Question: What Happens When You Wake Up From A Coma?

Can you talk after waking up from a coma?

Most people do come out of comas.

Some of them are able to return to the normal lives they had before they got sick.

On TV, it seems like someone in a coma wakes up right away, looks around, and is able to think and talk normally.

But in real life, this rarely happens..

Do coma patients hear you?

When people are in comas, they are unconscious and cannot communicate with their environment. … However, the brain of a coma patient may continue to work. It might “hear” the sounds in the environment, like the footsteps of someone approaching or the voice of a person speaking.

What does waking up from a coma feel like?

TheDeadManWalks, who was in a coma due to a life-threatening case of internal bleeding, likened waking up to wading through water. They said: ‘The first few days was a genuine coma, after that it was induced by the doctors with ketamine. Waking up was kind of like emerging from deep waters.

Do coma patients remember anything?

Some people feel they can remember events that happened around them while they were in a coma, while others don’t. Some people have reported feeling enormous reassurance from the presence of a loved one when coming out of a coma.

What is the longest time someone has been in a coma and woke up?

She went under general anesthetic and never came out. Dubbed the “sleeping beauty,” Esposito stayed in a coma for 37 years and 111 days before succumbing in 1978 — the longest-ever coma, according to Guinness World Records.

What do you experience in a coma?

A coma occurs when there is little to no brain activity. The patient is unable to respond to touch, sound, and other stimuli. It is also rare for someone in a coma to cough, sneeze, or communicate in any way. Some are able to breathe on their own, although many who are in a coma require a machine to help them breathe.

Do you poop in coma?

When people are unconscious whether it be medically or chemically induced (some patients are given drugs to induce an unconscious state) they still poop. But you don’t really have bowel movements when you are in coma because all of your ‘food’ is in liquid form.

What’s the longest someone has slept?

Many of us might wonder how someone can sleep for more than 8 or 10 hours at a stretch. Yet, Peter Powers, a Hypnotist from the UK holds the record of longest sleep to date. He stayed asleep for eight days straight and this feat was even covered by the European media exclusively.

Is yawning in a coma a good sign?

And when a patient emerges from a coma, sits up, blinks and yawns, this may still not be a sign of anything approaching a full recovery.
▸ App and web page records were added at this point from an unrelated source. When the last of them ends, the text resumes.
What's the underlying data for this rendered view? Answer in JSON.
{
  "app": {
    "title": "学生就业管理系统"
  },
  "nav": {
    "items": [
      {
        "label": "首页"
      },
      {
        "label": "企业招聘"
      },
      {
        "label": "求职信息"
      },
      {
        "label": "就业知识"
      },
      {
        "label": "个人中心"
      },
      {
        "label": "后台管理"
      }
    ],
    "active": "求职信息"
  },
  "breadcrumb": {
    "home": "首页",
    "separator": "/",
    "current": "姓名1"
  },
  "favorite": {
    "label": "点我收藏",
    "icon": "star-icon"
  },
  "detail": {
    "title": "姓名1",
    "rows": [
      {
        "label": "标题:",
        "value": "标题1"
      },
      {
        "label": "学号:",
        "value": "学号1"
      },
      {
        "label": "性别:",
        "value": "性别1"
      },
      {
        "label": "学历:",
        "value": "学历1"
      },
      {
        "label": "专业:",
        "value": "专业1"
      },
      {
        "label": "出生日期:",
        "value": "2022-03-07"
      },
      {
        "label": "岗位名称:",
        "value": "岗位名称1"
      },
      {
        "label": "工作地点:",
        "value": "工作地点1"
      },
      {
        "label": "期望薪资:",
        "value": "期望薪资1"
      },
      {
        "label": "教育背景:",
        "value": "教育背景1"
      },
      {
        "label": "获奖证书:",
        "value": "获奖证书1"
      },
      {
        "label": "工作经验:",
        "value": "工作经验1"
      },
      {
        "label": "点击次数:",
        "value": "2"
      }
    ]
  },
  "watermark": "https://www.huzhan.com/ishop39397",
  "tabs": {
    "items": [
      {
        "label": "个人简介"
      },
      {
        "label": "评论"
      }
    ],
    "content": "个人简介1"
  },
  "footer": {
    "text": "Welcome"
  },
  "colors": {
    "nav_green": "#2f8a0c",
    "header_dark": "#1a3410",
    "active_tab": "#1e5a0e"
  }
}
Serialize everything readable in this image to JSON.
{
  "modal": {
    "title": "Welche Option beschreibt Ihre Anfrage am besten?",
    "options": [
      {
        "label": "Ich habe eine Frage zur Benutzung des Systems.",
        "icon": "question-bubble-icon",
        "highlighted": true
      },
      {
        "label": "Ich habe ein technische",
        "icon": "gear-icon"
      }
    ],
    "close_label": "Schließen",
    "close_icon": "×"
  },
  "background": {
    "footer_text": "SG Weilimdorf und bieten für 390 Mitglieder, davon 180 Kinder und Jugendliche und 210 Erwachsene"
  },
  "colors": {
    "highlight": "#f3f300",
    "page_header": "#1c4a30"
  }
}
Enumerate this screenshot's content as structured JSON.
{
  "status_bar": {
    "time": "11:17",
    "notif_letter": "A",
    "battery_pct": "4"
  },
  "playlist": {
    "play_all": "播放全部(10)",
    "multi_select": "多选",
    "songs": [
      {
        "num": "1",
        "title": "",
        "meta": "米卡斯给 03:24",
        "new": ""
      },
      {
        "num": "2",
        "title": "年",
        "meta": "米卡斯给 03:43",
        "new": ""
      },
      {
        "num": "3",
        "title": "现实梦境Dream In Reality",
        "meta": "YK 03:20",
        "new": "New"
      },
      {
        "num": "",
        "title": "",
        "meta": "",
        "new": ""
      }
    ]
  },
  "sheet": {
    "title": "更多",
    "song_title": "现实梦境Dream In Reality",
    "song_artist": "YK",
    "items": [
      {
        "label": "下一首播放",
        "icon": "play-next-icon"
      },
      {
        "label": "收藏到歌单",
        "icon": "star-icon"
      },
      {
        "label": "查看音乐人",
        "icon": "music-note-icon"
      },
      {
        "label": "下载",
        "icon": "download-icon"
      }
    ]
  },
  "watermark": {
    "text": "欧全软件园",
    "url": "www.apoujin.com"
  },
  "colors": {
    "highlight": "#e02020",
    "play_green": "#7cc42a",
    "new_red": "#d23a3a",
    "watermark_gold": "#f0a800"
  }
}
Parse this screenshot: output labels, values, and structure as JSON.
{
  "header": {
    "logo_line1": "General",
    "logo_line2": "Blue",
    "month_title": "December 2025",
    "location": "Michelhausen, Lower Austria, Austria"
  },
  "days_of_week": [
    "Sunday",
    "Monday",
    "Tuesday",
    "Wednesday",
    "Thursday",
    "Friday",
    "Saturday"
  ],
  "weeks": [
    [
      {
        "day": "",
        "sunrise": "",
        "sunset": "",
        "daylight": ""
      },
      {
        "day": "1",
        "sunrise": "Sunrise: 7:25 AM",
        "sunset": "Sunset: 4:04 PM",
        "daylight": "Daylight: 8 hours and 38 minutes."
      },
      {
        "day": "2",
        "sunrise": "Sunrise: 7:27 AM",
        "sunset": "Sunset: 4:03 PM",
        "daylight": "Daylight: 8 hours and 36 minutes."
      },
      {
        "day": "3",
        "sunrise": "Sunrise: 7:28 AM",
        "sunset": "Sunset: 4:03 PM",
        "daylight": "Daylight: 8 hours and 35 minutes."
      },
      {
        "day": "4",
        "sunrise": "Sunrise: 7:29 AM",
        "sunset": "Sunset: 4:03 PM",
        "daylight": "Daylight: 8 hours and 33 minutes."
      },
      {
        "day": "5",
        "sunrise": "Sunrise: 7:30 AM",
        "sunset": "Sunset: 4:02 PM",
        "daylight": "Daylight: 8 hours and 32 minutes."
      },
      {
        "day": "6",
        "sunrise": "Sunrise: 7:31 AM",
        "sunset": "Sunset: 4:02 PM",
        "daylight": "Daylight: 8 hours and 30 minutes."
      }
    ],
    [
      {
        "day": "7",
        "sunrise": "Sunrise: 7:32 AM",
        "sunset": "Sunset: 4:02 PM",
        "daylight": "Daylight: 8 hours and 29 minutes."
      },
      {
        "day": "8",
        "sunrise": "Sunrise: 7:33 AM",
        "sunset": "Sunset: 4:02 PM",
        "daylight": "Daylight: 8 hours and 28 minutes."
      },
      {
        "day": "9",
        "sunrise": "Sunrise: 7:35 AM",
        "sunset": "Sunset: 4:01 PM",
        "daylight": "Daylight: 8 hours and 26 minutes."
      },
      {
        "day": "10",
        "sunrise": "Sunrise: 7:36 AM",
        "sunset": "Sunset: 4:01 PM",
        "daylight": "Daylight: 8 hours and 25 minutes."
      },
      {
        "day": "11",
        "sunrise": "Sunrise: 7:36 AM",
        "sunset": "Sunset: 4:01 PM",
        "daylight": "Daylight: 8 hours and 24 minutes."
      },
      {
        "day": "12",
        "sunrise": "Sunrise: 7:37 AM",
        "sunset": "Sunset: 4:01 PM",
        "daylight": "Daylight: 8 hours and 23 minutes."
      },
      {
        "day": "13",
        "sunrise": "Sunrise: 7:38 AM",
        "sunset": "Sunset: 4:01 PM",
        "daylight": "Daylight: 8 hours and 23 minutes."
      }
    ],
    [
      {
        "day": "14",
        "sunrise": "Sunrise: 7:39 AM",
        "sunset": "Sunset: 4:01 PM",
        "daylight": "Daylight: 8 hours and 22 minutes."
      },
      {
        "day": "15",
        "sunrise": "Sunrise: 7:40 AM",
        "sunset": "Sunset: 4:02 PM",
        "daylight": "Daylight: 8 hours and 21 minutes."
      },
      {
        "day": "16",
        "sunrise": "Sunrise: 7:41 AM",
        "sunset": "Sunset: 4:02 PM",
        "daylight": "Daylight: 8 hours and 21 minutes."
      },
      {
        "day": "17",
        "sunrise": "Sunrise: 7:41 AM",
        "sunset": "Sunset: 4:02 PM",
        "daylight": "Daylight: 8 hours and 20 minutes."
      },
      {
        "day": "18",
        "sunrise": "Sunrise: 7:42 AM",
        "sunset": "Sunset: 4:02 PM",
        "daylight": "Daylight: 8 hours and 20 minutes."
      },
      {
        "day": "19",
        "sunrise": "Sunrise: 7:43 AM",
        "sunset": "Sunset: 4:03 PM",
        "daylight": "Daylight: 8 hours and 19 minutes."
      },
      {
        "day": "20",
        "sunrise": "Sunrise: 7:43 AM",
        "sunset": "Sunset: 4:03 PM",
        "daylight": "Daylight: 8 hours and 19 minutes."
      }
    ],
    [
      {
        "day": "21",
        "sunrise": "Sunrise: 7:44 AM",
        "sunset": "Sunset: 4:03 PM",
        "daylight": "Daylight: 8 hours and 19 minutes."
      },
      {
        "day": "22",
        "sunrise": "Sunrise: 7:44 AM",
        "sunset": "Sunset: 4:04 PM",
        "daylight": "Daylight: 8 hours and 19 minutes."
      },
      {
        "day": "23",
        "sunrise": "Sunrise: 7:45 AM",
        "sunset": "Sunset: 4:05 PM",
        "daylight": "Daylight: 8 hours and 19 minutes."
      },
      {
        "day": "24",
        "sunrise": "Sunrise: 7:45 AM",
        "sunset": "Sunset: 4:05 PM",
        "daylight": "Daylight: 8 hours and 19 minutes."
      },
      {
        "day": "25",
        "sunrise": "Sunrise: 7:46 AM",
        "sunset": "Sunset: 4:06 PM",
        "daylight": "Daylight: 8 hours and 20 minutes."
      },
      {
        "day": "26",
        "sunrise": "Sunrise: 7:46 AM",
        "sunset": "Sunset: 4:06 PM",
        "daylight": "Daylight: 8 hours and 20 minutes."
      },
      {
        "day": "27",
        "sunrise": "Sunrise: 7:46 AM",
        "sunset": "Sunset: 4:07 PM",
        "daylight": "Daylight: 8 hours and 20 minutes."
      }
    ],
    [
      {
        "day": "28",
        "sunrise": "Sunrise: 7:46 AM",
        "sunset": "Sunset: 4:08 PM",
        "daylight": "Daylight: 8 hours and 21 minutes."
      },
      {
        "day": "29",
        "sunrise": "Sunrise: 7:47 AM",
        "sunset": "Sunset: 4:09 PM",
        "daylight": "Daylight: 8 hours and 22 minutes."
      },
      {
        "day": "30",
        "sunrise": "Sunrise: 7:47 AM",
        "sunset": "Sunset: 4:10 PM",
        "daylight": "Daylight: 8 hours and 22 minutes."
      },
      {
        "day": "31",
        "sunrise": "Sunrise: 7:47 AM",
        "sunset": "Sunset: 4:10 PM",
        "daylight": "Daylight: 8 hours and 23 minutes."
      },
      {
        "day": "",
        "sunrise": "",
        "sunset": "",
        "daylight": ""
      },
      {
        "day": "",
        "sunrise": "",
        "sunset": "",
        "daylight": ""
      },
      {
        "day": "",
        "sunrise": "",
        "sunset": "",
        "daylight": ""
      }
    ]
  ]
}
In a persistent vegetative state, or PVS, a person may sleep and wake, apparently as normal, and show a full range of normal reflexes.

Do you feel pain when you are in a coma?

People in a coma are completely unresponsive. They do not move, do not react to light or sound and cannot feel pain. Their eyes are closed. The brain responds to extreme trauma by effectively ‘shutting down’.

What is the chance of surviving a coma?

Within six hours of coma onset those patients who show eye opening have almost a one in five chance of achieving a good recovery whereas those who do not have a one in 10 chance. Those who show no motor response have a 3% chance of making a good recovery whereas those who show flexion have a better than 15% chance.

Do you dream when in a coma?

They do not respond to touch, sound or pain, and cannot be awakened. Their brains often show no signs of the normal sleep-wakefulness cycle, which means they are unlikely to be dreaming. Yet many people who have recovered from comas report dreams into which something of the outside world penetrated.

Does talking to coma patients help?

Patients in comas may benefit from the familiar voices of loved ones, which may help awaken the unconscious brain and speed recovery, according to research from Northwestern Medicine and Hines VA Hospital.

Is being in a coma like being asleep?

At the neurological level, a coma is a prolonged state of unconsciousness, according to the Mayo Clinic. Clinically speaking, the brain is dormant—in a persistent sleep-like state—but awaiting a kick from an internal generator.